All records below are to be set down exactly, each character intact.

App and web page records:

_ _ _ _ _

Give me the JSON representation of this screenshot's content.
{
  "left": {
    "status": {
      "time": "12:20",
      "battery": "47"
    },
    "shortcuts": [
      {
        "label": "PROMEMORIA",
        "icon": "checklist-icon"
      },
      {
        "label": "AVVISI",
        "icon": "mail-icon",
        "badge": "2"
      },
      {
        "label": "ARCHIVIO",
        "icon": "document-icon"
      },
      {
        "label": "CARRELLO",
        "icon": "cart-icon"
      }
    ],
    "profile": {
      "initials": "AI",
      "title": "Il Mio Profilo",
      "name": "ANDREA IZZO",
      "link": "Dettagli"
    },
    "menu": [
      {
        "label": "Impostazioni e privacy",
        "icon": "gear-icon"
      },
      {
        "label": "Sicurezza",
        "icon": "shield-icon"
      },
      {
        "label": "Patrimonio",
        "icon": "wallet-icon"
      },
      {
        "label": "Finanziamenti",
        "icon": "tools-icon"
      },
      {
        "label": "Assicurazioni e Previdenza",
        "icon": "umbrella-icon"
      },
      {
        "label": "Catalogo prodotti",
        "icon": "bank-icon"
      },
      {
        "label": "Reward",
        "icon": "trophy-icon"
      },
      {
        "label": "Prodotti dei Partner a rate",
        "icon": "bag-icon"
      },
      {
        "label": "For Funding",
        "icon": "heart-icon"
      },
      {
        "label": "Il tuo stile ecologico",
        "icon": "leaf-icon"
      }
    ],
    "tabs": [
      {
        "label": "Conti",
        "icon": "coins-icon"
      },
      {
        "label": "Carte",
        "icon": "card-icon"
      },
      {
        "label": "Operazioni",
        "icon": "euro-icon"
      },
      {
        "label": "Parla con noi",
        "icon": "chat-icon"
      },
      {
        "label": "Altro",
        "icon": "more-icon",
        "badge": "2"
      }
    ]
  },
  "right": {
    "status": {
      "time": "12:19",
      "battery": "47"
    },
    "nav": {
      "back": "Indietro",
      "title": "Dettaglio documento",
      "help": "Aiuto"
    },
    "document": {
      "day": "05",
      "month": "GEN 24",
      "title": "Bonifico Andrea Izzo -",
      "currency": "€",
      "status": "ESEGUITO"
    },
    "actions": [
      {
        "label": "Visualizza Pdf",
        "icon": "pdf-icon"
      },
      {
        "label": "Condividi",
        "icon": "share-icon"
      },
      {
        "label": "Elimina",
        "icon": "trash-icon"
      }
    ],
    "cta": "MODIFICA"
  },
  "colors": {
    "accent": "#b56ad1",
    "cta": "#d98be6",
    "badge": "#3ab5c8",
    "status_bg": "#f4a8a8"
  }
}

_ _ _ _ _

§ REPLY TO THE EXERCISE:
Give me the JSON representation of this screenshot's content.
{
  "left": {
    "status": {
      "time": "12:20",
      "battery": "47"
    },
    "shortcuts": [
      {
        "label": "PROMEMORIA",
        "icon": "checklist-icon"
      },
      {
        "label": "AVVISI",
        "icon": "mail-icon",
        "badge": "2"
      },
      {
        "label": "ARCHIVIO",
        "icon": "document-icon"
      },
      {
        "label": "CARRELLO",
        "icon": "cart-icon"
      }
    ],
    "profile": {
      "initials": "AI",
      "title": "Il Mio Profilo",
      "name": "ANDREA IZZO",
      "link": "Dettagli"
    },
    "menu": [
      {
        "label": "Impostazioni e privacy",
        "icon": "gear-icon"
      },
      {
        "label": "Sicurezza",
        "icon": "shield-icon"
      },
      {
        "label": "Patrimonio",
        "icon": "wallet-icon"
      },
      {
        "label": "Finanziamenti",
        "icon": "tools-icon"
      },
      {
        "label": "Assicurazioni e Previdenza",
        "icon": "umbrella-icon"
      },
      {
        "label": "Catalogo prodotti",
        "icon": "bank-icon"
      },
      {
        "label": "Reward",
        "icon": "trophy-icon"
      },
      {
        "label": "Prodotti dei Partner a rate",
        "icon": "bag-icon"
      },
      {
        "label": "For Funding",
        "icon": "heart-icon"
      },
      {
        "label": "Il tuo stile ecologico",
        "icon": "leaf-icon"
      }
    ],
    "tabs": [
      {
        "label": "Conti",
        "icon": "coins-icon"
      },
      {
        "label": "Carte",
        "icon": "card-icon"
      },
      {
        "label": "Operazioni",
        "icon": "euro-icon"
      },
      {
        "label": "Parla con noi",
        "icon": "chat-icon"
      },
      {
        "label": "Altro",
        "icon": "more-icon",
        "badge": "2"
      }
    ]
  },
  "right": {
    "status": {
      "time": "12:19",
      "battery": "47"
    },
    "nav": {
      "back": "Indietro",
      "title": "Dettaglio documento",
      "help": "Aiuto"
    },
    "document": {
      "day": "05",
      "month": "GEN 24",
      "title": "Bonifico Andrea Izzo -",
      "currency": "€",
      "status": "ESEGUITO"
    },
    "actions": [
      {
        "label": "Visualizza Pdf",
        "icon": "pdf-icon"
      },
      {
        "label": "Condividi",
        "icon": "share-icon"
      },
      {
        "label": "Elimina",
        "icon": "trash-icon"
      }
    ],
    "cta": "MODIFICA"
  },
  "colors": {
    "accent": "#b56ad1",
    "cta": "#d98be6",
    "badge": "#3ab5c8",
    "status_bg": "#f4a8a8"
  }
}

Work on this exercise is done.